Looking at this dramatic situation, what can we do to help the people of Kandahar in a positive way and make the mission of our troops there a feasible one? I would like to share with you our recommendations for a new Canada hearts and minds campaign in Kandahar.
We propose an emergency task force and a series of three immediate actions to create a more enabling grassroots environment for our troops in Kandahar. This task force would be led by a multi-party-appointment special envoy with the authority to coordinate and integrate the military development responses. A Canadian group of experts and organizations should be formed as part of the emergency task force on Kandahar and to support the coordinated work of the special envoy. The task force would enable Canada to launch three immediate actions to make a real difference in the living conditions of the communities in Kandahar.
Firstly, we propose that Canada should take the lead at the international and NATO level in Afghanistan, to formulate a new Afghanistan policy approach, especially for southern Afghanistan, where the insurgency is strongest. This should be tailored to tackle the real hearts and minds campaign. Canada should convene an emergency meeting of NATO countries to reformulate immediately the approach in Afghanistan to deal with the insurgency.
As part of that, Canada should support the launch of test pilots for a poppy licensing system in Afghanistan for the production of much needed pain relieving medicines, such as morphine and codeine—and you should have the paper on this proposal in both French and English in your pack. An Afghan brand of fair-trade morphine and codeine would help Afghanistan provide to other developing countries medicines to deal with their pain and provide a sustainable and legitimate lawful livelihood for the Afghan poppy farmers.

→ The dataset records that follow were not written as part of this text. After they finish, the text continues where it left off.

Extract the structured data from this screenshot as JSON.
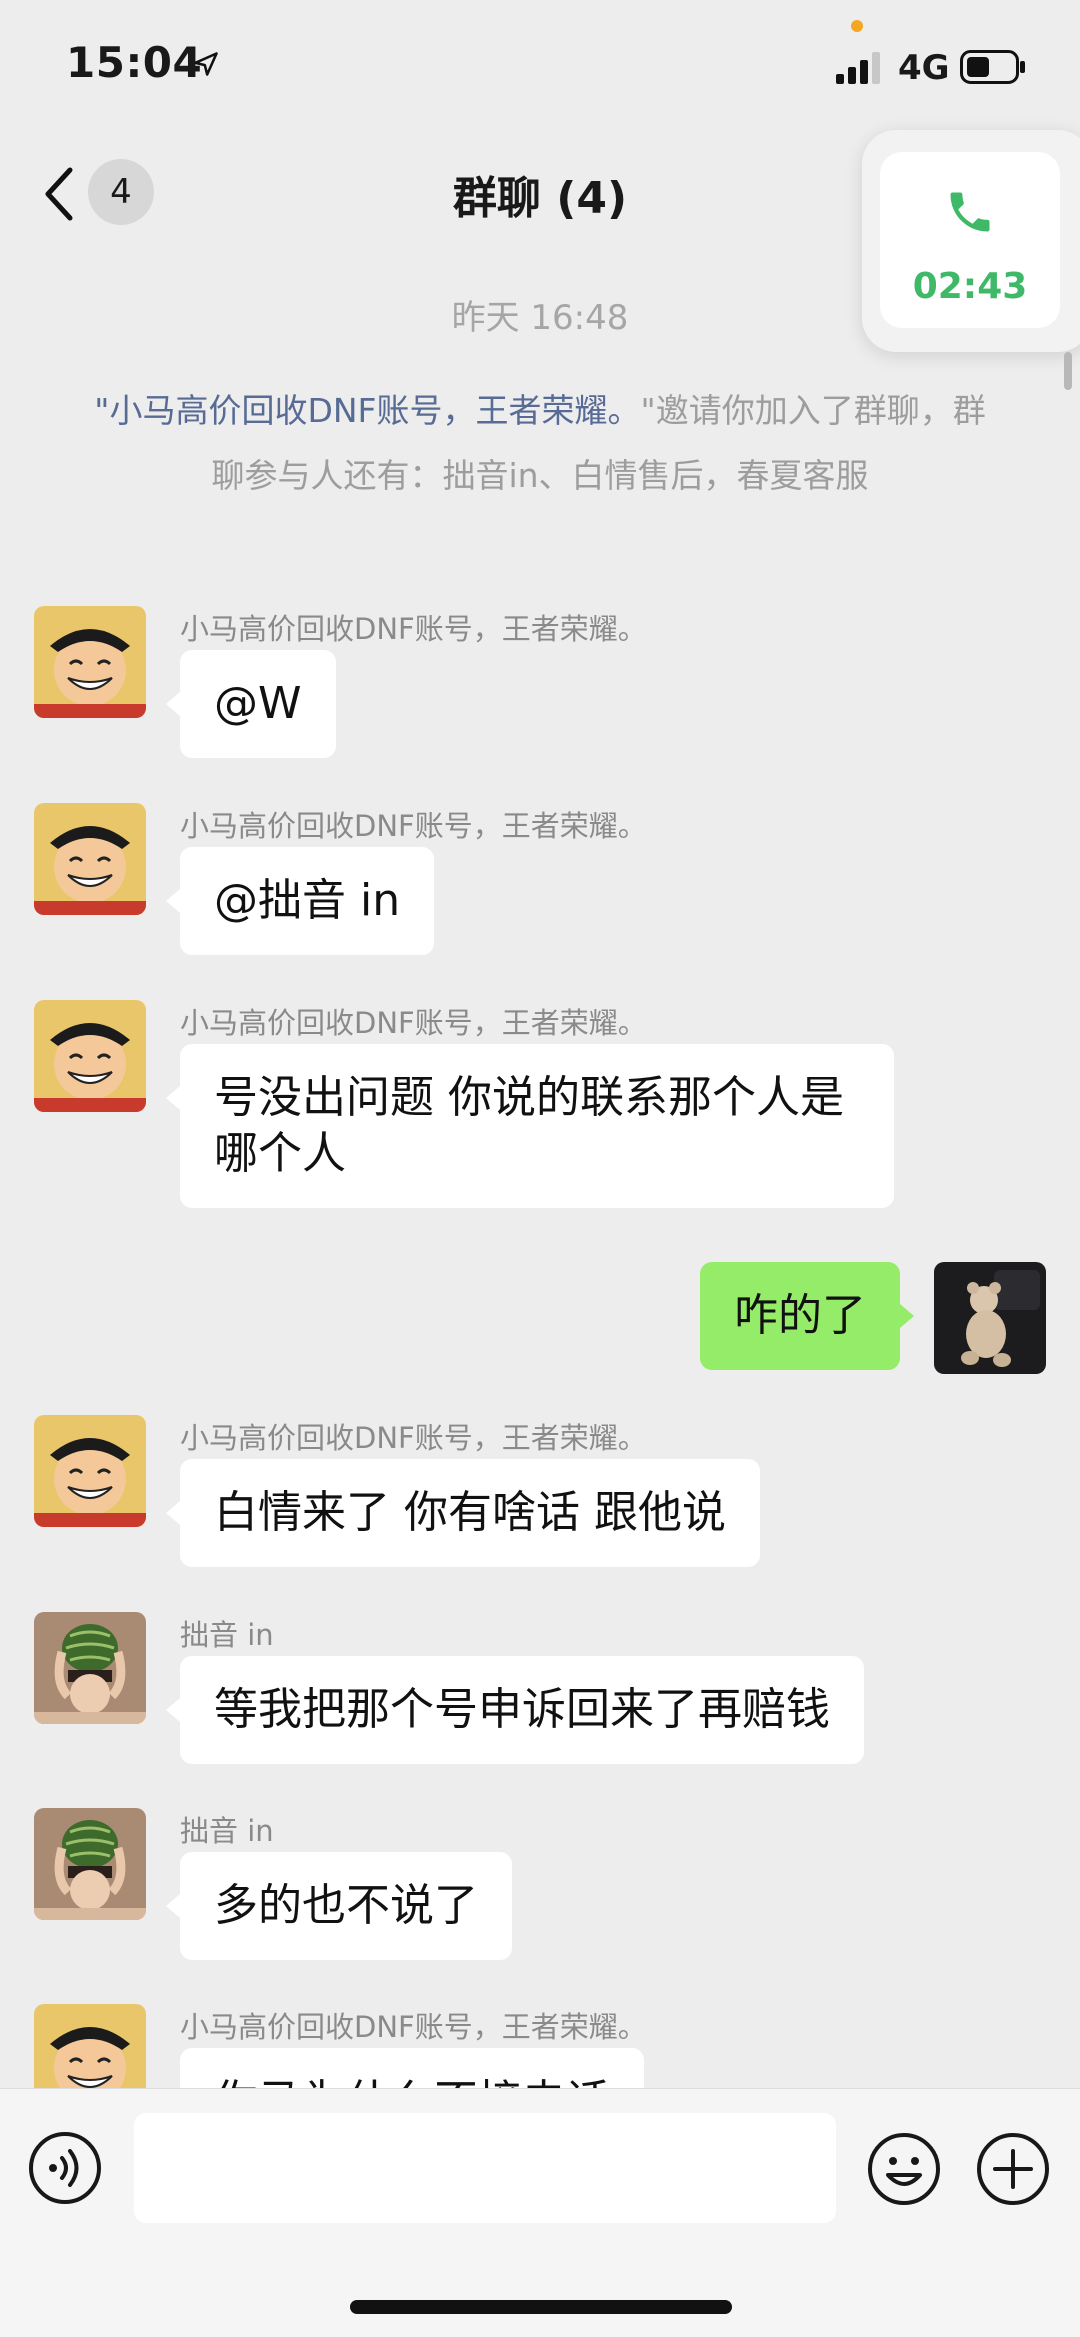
{
  "status_bar": {
    "time": "15:04",
    "network": "4G"
  },
  "nav": {
    "unread_count": "4",
    "title": "群聊 (4)"
  },
  "call": {
    "timer": "02:43"
  },
  "chat": {
    "timestamp": "昨天 16:48",
    "system_notice": {
      "quote_open": "\"",
      "inviter": "小马高价回收DNF账号，王者荣耀。",
      "rest": "\"邀请你加入了群聊，群聊参与人还有：拙音in、白情售后，春夏客服"
    },
    "messages": [
      {
        "sender": "小马高价回收DNF账号，王者荣耀。",
        "text": "@W",
        "direction": "in"
      },
      {
        "sender": "小马高价回收DNF账号，王者荣耀。",
        "text": "@拙音 in",
        "direction": "in"
      },
      {
        "sender": "小马高价回收DNF账号，王者荣耀。",
        "text": "号没出问题 你说的联系那个人是哪个人",
        "direction": "in"
      },
      {
        "sender": "",
        "text": "咋的了",
        "direction": "out"
      },
      {
        "sender": "小马高价回收DNF账号，王者荣耀。",
        "text": "白情来了 你有啥话 跟他说",
        "direction": "in"
      },
      {
        "sender": "拙音 in",
        "text": "等我把那个号申诉回来了再赔钱",
        "direction": "in"
      },
      {
        "sender": "拙音 in",
        "text": "多的也不说了",
        "direction": "in"
      },
      {
        "sender": "小马高价回收DNF账号，王者荣耀。",
        "text": "你马为什么不接电话",
        "direction": "in"
      }
    ]
  },
  "input": {
    "placeholder": ""
  },
  "icons": {
    "back": "chevron-left-icon",
    "phone": "phone-icon",
    "voice": "voice-icon",
    "emoji": "emoji-icon",
    "plus": "plus-icon"
  },
  "colors": {
    "background": "#ededed",
    "bubble_in": "#ffffff",
    "bubble_out": "#95ec69",
    "call_green": "#3fb968",
    "link_blue": "#576b95"
  }
}
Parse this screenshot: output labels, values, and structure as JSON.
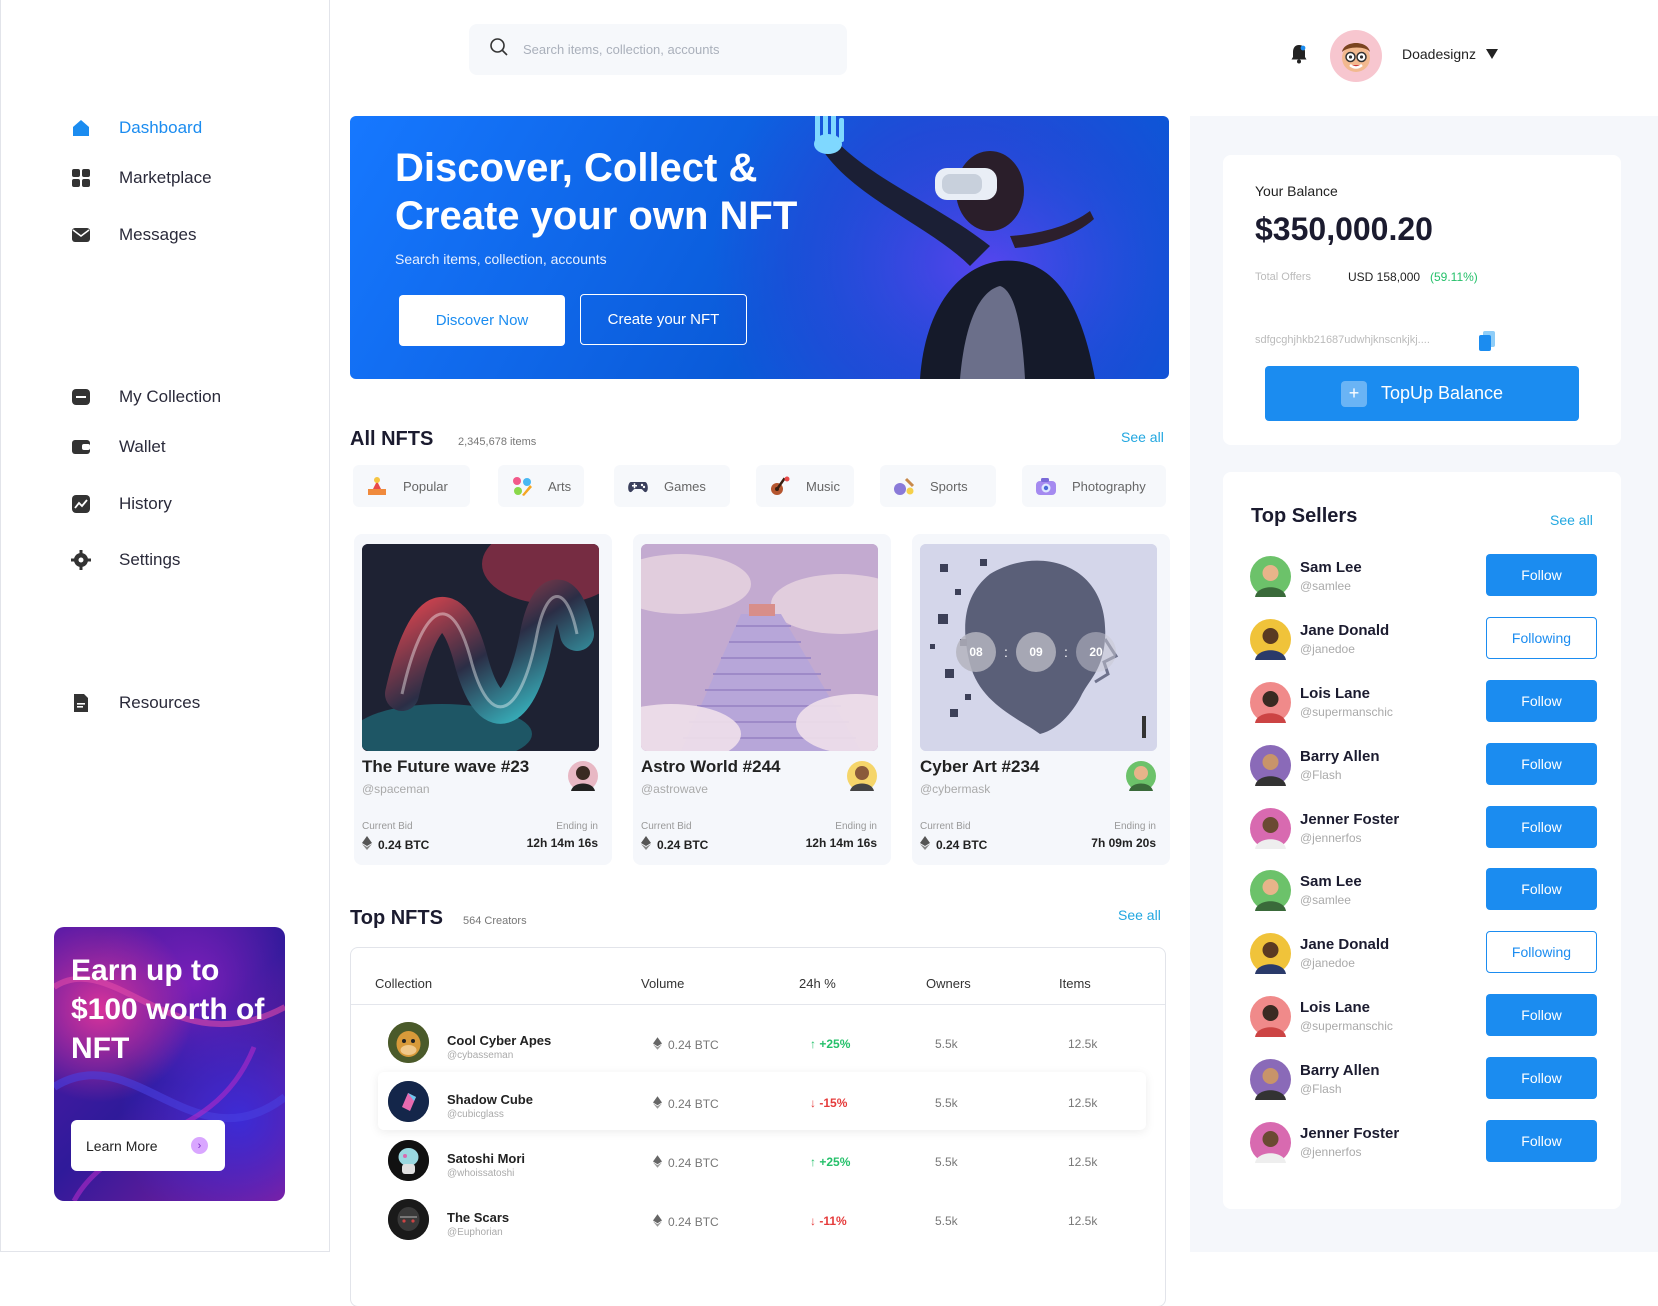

In addition to the economic emergency plan to be developed, Canada should deliver an emergency food and aid package without delay, this month, as soon as possible in the coming weeks, to help calm the insurgency and engage with the local populations and prepare for the winter.
A series of Kandahar jirgas, the traditional community meetings, should be organized in order to listen to the needs of the Afghan population. In this way development will be tailored to what they say their needs are, as opposed to guesstimate of what their needs are.
And the emergency task force should organize the necessary infrastructure to allow Canadian citizens and organizations to get involved in helping Kandahar in a very practical way: to allow Canada to adopt Kandahar. There are about 800,000 people living there. Through the development of expertise—agricultural expertise, irrigation systems, community support programs—I believe Canadians, both as individuals and organizations, see our commitment to Kandahar and would like to help support our troops there. We can provide an infrastructure for that to happen.
We've made an historic commitment in Kandahar that's not only about Kandahar and not only about Afghanistan, but about who we are as Canadians. We must immediately implement a new approach. If the international community leaves Kandahar or is unsuccessful in Kandahar, we will essentially be making a gift to al-Qaeda of a geopolitical home for terrorist extremism.
Afghanistan is our new backyard. The winter is fast approaching here and in Kandahar; a winter harsher than the one we know here will come to those communities. So far, there is no relief plan either for the refugee camps around Kandahar city or for the rural population of Kandahar.
We have lost, to a great extent, the hearts and minds campaign in the last few months, but there's still an opportunity, if we act now, to win that back. We would call upon this committee to recommend this type of urgent action so that the people of Kandahar can see that Canadians are willing to fulfill their commitment there.
Thank you very much.